── Material for this exercise ──
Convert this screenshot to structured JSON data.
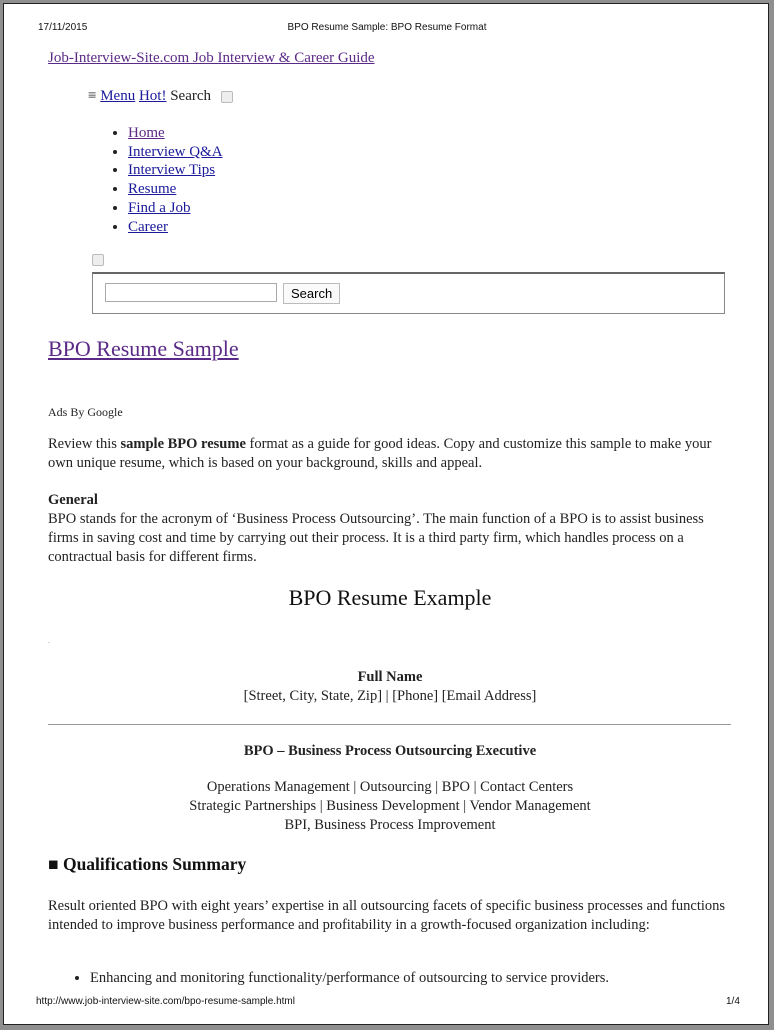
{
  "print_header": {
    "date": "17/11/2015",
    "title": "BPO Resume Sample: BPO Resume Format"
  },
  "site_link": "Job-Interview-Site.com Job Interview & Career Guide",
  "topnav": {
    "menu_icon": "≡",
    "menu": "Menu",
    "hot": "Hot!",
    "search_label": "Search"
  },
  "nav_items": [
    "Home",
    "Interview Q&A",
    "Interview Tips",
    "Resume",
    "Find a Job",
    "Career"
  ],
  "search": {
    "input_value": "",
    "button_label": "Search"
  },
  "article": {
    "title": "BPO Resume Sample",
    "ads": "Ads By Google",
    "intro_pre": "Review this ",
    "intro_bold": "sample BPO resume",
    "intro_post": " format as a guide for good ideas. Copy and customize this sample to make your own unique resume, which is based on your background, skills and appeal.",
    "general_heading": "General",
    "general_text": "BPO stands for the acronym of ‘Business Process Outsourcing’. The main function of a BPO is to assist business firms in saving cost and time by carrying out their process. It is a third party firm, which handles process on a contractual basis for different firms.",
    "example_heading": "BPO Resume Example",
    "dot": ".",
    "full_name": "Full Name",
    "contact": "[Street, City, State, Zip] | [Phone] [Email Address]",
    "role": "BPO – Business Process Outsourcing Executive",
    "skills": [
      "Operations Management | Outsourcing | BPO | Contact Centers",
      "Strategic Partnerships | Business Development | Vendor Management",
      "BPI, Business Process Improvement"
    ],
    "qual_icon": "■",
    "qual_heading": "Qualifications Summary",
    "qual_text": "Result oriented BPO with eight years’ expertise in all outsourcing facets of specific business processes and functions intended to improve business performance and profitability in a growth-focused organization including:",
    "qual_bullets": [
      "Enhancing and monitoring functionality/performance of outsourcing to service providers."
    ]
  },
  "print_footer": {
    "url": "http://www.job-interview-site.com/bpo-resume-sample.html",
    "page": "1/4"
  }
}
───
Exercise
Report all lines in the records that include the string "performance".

Solution
    "qual_text": "Result oriented BPO with eight years’ expertise in all outsourcing facets of specific business processes and functions intended to improve business performance and profitability in a growth-focused organization including:",
      "Enhancing and monitoring functionality/performance of outsourcing to service providers."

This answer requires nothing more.